[From Gray & Associates, L.C.]

The Veterans Health Administration (VHA) continues to grow. According to Department of Veterans
Affairs (VA) Under Secretary of Health Dr. Elnahal, the VHA now has 400,740 employees, an historic
high. The organization has “far surpassed” the goal of hiring 52,000 people this year and has grown by
5.5% since the start of the fiscal year.

The new hires include 27,236 employees in the seven highest priority occupations. The VHA hopes to
hire 30,000 physicians, nurses, LPNs, nursing assistants, schedulers, food service workers, and
housekeeping aides by the end of the fiscal year. Elnahal pointed to current trends, and expressed
confidence this will be achieved.

The VHA continues to take an average of 180 days to onboard new employees, which Elnahal
acknowledges is “obviously, way too long.” They implemented a standardized hiring process starting
June 1, and he hopes the process will soon shorten.

Elnahal expects the VHA workforce to continue to grow. However, as the next fiscal year approaches,
they will take a “close look” at hiring goals in order to focus upon areas in which staffing continues to fall
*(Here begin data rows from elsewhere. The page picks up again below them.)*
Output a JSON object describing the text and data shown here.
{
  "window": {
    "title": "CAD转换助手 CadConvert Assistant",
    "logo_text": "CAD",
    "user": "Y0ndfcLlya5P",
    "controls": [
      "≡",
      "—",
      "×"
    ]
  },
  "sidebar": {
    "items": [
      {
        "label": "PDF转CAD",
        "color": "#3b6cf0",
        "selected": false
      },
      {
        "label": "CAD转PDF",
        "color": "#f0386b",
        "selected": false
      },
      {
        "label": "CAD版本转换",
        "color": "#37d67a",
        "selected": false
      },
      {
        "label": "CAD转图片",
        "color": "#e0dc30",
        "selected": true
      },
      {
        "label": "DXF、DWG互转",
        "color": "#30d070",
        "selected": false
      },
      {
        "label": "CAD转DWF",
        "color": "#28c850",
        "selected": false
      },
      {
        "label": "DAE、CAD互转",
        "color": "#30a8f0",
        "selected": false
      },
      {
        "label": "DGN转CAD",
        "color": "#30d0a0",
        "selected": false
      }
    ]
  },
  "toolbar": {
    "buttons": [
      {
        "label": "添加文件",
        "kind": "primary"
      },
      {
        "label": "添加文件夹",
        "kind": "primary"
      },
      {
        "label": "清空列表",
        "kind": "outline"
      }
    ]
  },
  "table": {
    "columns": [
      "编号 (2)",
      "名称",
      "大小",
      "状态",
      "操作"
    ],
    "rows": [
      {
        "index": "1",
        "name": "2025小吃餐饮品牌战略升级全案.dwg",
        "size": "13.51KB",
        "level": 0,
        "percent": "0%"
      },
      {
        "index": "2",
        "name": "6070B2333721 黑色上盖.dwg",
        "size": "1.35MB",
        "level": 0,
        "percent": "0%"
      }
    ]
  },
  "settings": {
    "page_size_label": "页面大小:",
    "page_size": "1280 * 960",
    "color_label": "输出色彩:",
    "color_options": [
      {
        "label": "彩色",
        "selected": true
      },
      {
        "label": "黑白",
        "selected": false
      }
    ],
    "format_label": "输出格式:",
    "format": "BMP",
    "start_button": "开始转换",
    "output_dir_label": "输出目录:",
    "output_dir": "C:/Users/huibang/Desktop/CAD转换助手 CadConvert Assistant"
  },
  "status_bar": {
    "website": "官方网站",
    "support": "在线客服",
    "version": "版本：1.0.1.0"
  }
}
Elnahal wants to increase the VA’s presence in the country’s health care training pipeline, especially in
mental health. History has shown that many people who train at the VA want to work there, in part due to
the Department’s unique mission.

The VHA is also preparing for the next big PACT Act deadline. The legislation created a special
enrollment opportunity for veterans who served in the theater of combat operations within Central                                                           Command after 9/11 or in combat against a hostile force during the period after November 11, 1998.
Among this cohort, individuals who left the military between September 11, 2001, and October 1, 2013,
originally had five years in which they could directly enroll in the VA regardless of service-connected
injuries. The PACT Act gives these veterans a new period, until September 30, 2023, to enroll in the VA
if they did not do so previously.

Elnahal told reporters today this provides lifetime enrollment in VA health care. Those without a service-
connected condition would be in a higher priority group, but at least they would be enrolled.

The VA is currently pressure testing its online enrollment website ahead of the new deadline in order to
avoid the problems that arose earlier this month as veterans filed for backdated PACT Act claims. Elnahal
does not expect similar issues to arise, as the system has been improved for greater capacity and because
this cohort of veterans is much smaller.

The VHA’s pause on expanding the Electronic Health Record Modernization (EHRM) initiative
continues. Elnahal said they will measure success through “demonstrable improvements” in end users’
satisfaction with the system. He is focused on having a “significant presence” at each of the five sites
using the new EHR, both in person and virtually, to achieve faster ticket response times as users identify